Radio propagation prediction in aeronautical services, where both mobile and base terminals can be anywhere from ground level to 50000 m, must be handled differently from instances where terminals are on the surface of the earth. The aeronautical propagation model is specifically designed for this environment.
The RadioObjx Aeronautical Propagation model allows the planning and coordination of aeronautical mobile systems but can be applied where there is need for prediction of ground-to-air, air-to-ground and air-to-air paths. For more information about ATDI software components for use with ATDI planning tools or embedded in other third party systems, please contact us.
Core Transmission Model
The model is a hybrid, based on a core transmission model and an optional obstacle diffraction algorithm. The core model reproduces the published set of reference curves in the ITU-R recommendation entitled Propagation Curves for Aeronautical Mobile and Radio Navigation Services using the VHF, UHF and SHF bands. The obstacle model is based on the recommendation ITU-R P. 526-7 Propagation by Diffraction, and if selected, the diffraction losses calculated will be added to the loss of the core transmission loss. The model manifests itself as a DLL that may be used in conjunction with ATDI planning tools or as a COM object or EXE to be embedded in other software systems.
The core transmission loss model is based on an implementation of the IF-77 propagation algorithm, from which the original curves of ITU-R P. 528-2 were derived. This means that heights and frequencies that do not exist in the published curves are computed rather than interpolated. The model is constrained to give basic transmission loss for 5%, 50% and 95% of the time for antenna heights in the range 0.5 to at least 50,000metres. The frequency range of the implementation is limited to the range from 100MHz to 20GHz and is applicable to paths of up to 1800km.
Obstacle Diffraction Model

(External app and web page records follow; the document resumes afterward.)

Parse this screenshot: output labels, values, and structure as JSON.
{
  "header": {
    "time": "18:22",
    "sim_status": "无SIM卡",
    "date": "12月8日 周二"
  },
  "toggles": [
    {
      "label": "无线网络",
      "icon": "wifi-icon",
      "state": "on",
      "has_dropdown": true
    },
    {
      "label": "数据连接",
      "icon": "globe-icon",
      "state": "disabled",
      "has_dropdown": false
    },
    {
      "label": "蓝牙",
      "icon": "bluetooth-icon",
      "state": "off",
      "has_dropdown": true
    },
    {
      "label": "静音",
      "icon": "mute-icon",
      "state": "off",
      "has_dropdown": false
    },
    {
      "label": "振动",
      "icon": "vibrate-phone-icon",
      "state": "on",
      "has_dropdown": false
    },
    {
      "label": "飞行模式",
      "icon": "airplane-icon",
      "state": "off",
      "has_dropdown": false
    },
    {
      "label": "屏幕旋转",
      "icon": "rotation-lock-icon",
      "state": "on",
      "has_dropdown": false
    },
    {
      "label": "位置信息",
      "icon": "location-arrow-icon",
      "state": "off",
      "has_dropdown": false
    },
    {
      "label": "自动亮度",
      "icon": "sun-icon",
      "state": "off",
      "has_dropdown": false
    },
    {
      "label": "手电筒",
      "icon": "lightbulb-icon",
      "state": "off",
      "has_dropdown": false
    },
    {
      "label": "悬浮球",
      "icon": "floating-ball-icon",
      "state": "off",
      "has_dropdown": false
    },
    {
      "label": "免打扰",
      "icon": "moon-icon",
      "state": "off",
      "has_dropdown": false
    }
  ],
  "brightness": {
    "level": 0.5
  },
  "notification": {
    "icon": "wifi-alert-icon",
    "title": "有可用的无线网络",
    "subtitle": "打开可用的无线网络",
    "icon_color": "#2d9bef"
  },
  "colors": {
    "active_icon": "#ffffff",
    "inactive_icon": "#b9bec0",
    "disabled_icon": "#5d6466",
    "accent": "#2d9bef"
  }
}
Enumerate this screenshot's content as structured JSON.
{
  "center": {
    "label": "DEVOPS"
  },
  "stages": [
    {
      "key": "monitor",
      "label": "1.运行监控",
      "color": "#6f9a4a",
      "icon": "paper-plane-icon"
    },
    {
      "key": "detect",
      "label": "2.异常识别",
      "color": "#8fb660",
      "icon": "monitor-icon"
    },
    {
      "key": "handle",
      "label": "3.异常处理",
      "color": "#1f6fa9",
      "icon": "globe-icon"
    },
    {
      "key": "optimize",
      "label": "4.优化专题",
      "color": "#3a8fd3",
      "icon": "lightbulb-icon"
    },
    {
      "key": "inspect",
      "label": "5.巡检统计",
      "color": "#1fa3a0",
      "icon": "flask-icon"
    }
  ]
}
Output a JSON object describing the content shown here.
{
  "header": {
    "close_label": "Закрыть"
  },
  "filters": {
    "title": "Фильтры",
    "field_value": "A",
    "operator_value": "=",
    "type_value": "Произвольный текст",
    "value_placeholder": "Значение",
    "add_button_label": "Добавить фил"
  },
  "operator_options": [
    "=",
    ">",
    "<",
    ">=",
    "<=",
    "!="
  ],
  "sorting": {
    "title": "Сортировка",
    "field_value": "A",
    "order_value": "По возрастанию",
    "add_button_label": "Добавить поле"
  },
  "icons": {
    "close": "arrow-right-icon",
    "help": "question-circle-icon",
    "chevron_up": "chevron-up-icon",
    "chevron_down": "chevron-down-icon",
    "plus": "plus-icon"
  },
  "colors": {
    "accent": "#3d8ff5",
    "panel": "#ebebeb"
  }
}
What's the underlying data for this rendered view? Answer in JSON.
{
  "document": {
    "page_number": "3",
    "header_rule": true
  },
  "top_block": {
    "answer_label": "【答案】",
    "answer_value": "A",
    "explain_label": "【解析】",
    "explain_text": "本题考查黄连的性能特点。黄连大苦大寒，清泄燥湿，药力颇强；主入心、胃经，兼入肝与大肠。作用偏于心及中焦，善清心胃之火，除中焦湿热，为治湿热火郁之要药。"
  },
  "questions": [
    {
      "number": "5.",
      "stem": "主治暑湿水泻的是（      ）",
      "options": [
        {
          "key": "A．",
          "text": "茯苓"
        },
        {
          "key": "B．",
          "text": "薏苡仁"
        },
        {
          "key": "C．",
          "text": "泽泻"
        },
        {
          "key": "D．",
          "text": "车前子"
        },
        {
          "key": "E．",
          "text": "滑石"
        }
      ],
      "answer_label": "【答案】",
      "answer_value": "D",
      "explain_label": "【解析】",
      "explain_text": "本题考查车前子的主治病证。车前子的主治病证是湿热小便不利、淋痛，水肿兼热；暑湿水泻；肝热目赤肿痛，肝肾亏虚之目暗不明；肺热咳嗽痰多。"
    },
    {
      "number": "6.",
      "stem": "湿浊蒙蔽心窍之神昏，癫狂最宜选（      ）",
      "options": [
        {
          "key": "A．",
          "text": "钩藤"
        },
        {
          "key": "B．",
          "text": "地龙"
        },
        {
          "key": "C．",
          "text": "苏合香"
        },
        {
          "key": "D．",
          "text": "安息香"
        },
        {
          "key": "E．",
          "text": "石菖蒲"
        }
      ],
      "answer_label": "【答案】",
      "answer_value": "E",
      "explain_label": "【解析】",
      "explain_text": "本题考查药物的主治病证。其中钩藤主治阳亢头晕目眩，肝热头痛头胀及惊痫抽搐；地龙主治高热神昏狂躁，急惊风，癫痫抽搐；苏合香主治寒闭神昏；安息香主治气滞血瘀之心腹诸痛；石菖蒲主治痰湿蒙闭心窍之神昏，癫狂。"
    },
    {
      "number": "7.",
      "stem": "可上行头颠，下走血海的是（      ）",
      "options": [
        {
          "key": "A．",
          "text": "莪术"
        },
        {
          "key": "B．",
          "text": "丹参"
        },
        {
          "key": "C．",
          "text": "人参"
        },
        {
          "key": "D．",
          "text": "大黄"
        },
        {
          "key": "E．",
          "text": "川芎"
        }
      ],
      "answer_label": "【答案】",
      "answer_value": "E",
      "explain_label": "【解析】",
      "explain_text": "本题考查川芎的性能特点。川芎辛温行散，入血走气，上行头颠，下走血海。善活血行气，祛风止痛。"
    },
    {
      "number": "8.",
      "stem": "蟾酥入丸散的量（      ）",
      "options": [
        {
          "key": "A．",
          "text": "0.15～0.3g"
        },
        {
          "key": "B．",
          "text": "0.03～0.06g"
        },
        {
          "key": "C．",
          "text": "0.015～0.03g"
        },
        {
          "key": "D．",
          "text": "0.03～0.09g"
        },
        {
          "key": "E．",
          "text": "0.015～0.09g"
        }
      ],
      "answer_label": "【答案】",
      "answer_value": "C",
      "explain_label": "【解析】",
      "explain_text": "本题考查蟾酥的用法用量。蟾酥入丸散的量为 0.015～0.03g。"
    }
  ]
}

The core model diffraction computations are limited to smooth earth calculations and no account is made of irregular terrain obstacles. While IF-77 has an obstacle model, this is not applied because it suffers from a limitation that the highest antenna height must be greater than the highest obstacle and would be invalid for low altitude aeronautical platforms. A separate algorithm is used to correct the core model based upon the double isolated edge method specified in the section Diffraction over obstacles and irregular terrain from § 4.4 of ITU-R P.526-7. This model is applied only to obstacles in the region near the radio horizon limited to 15km from the transmitter and receiver and is not applied to obstacles in the mid path. This approach gives a conservative correction to the core model without overestimating obstacle diffraction loss.